WHAT YOU HAVE TO DO:
Take each line of the material that includes "疯狂小杨弟" and copy it.

DATASET RECORDS:
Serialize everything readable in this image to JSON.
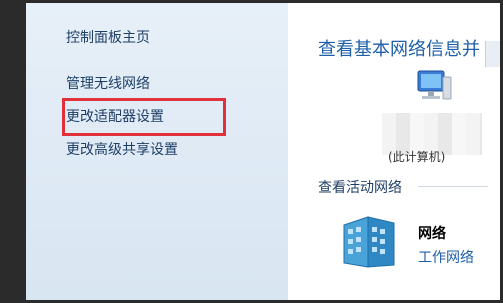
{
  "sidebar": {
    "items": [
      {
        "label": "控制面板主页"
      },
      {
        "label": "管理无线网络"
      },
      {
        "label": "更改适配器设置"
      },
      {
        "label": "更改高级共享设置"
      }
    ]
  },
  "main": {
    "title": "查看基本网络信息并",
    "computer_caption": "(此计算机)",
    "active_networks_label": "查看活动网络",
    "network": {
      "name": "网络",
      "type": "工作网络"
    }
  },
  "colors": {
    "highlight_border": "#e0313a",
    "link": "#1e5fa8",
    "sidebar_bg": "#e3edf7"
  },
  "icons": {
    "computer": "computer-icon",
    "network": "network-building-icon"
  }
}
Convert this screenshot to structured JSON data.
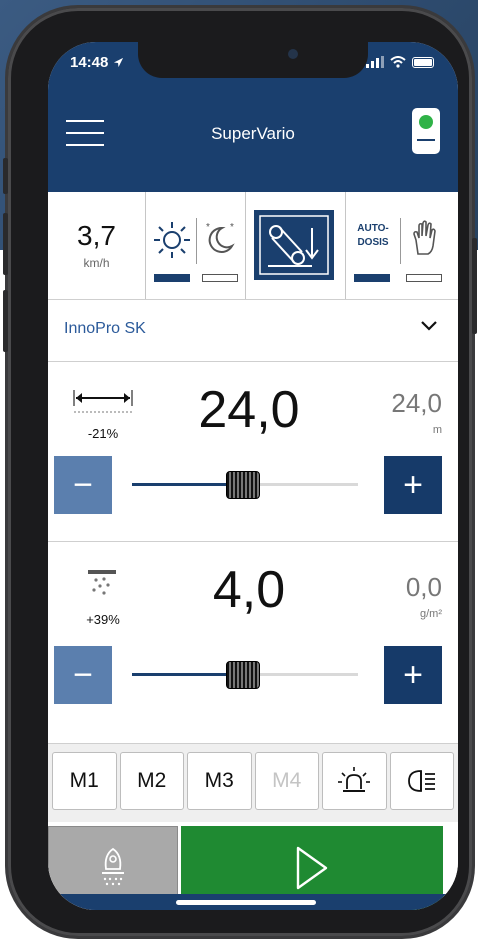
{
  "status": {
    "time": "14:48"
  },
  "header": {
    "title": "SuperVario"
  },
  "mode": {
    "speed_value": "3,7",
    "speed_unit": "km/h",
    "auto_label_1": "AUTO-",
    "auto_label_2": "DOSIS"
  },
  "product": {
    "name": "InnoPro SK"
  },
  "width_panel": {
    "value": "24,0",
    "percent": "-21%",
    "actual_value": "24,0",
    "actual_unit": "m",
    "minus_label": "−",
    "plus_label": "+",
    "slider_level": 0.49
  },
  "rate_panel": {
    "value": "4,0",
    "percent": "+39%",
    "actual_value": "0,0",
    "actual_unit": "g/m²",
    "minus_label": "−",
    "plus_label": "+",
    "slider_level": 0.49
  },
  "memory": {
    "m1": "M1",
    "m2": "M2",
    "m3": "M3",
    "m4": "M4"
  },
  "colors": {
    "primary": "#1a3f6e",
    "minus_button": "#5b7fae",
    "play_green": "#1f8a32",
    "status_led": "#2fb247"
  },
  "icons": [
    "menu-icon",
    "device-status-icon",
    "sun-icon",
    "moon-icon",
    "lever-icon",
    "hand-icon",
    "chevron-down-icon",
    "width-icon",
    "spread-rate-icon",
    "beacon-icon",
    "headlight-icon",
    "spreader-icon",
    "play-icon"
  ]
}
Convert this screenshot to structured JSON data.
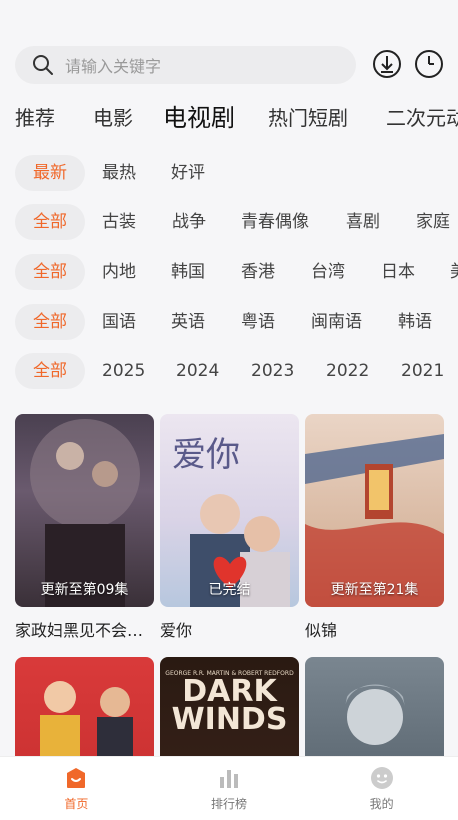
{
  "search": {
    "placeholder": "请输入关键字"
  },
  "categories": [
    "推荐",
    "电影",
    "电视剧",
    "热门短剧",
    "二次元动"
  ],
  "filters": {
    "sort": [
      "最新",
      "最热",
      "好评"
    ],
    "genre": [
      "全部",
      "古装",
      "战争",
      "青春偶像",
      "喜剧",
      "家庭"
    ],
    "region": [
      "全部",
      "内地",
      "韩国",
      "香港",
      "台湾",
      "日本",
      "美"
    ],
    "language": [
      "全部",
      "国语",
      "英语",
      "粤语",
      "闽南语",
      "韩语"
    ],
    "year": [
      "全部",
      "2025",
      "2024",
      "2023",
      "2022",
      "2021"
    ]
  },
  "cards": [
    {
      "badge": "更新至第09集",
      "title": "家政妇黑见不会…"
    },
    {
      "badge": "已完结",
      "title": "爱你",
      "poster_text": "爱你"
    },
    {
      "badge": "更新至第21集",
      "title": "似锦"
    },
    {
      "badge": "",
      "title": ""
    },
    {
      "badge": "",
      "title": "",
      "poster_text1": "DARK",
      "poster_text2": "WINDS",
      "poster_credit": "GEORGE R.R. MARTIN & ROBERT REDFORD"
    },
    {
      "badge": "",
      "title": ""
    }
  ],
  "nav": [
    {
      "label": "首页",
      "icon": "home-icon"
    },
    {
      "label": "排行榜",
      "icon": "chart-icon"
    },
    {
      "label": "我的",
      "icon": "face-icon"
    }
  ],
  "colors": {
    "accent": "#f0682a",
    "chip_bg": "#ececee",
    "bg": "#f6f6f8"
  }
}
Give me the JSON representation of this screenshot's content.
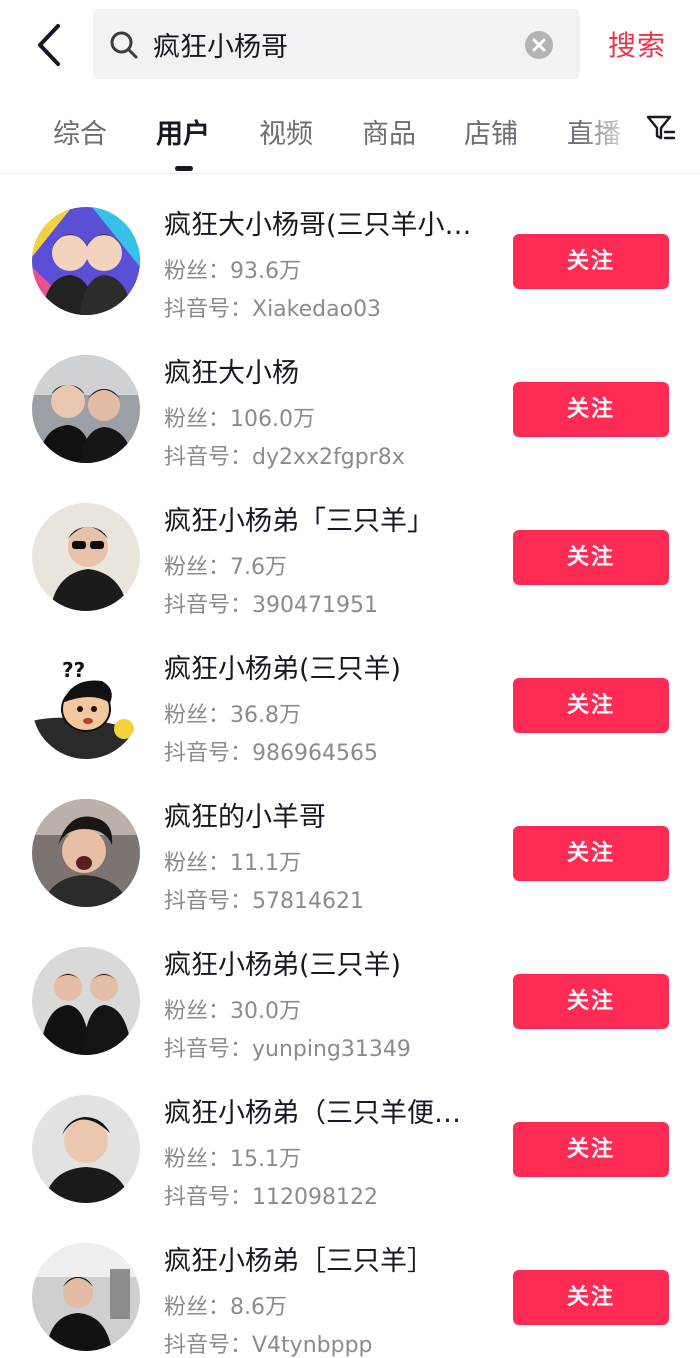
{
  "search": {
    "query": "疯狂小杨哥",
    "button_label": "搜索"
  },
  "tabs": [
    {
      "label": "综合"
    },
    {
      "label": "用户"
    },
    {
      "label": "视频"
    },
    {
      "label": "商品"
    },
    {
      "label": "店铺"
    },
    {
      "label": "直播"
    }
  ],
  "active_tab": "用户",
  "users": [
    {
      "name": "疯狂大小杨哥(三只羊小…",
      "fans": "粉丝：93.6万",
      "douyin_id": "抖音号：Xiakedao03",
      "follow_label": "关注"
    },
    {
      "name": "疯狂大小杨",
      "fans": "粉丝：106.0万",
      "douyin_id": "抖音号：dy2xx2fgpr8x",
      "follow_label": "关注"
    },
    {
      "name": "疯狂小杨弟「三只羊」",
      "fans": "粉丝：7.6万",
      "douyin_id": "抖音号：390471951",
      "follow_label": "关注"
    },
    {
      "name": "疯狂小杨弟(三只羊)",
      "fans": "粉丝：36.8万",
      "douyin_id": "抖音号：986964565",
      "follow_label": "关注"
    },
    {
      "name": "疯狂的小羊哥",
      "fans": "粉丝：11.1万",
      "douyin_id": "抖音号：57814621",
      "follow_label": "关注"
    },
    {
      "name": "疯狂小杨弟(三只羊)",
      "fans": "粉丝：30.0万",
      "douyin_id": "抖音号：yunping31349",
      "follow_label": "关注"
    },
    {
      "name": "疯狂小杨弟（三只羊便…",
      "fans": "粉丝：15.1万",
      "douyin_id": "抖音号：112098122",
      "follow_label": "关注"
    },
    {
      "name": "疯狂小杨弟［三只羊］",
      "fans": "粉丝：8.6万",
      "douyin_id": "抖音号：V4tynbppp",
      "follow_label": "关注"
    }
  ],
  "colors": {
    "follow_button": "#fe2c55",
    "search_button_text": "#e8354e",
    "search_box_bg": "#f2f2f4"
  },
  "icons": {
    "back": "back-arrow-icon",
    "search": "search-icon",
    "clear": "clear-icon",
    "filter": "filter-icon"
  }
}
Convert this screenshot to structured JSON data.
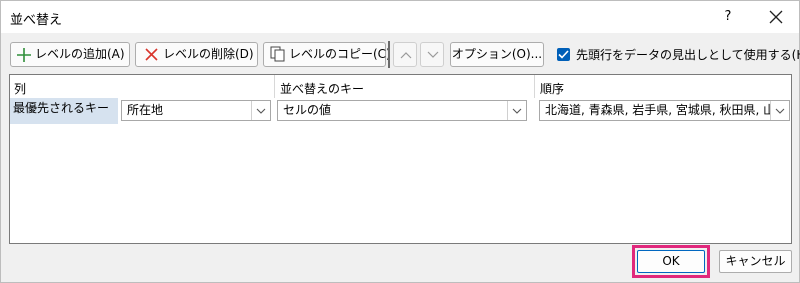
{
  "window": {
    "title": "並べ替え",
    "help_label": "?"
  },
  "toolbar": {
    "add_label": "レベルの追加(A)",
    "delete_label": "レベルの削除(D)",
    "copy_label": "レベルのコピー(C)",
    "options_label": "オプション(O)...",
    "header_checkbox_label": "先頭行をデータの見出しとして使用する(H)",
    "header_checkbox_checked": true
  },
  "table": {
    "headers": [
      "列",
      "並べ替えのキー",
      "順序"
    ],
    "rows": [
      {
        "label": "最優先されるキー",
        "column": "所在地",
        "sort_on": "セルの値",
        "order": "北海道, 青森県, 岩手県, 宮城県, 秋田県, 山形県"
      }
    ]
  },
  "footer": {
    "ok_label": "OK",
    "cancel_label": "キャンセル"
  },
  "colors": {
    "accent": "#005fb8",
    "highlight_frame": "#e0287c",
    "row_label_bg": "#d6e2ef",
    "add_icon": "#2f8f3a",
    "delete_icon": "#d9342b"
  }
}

TASK SOLUTION:
      "name": "疯狂小杨弟「三只羊」",
      "name": "疯狂小杨弟(三只羊)",
      "name": "疯狂小杨弟(三只羊)",
      "name": "疯狂小杨弟（三只羊便…",
      "name": "疯狂小杨弟［三只羊］",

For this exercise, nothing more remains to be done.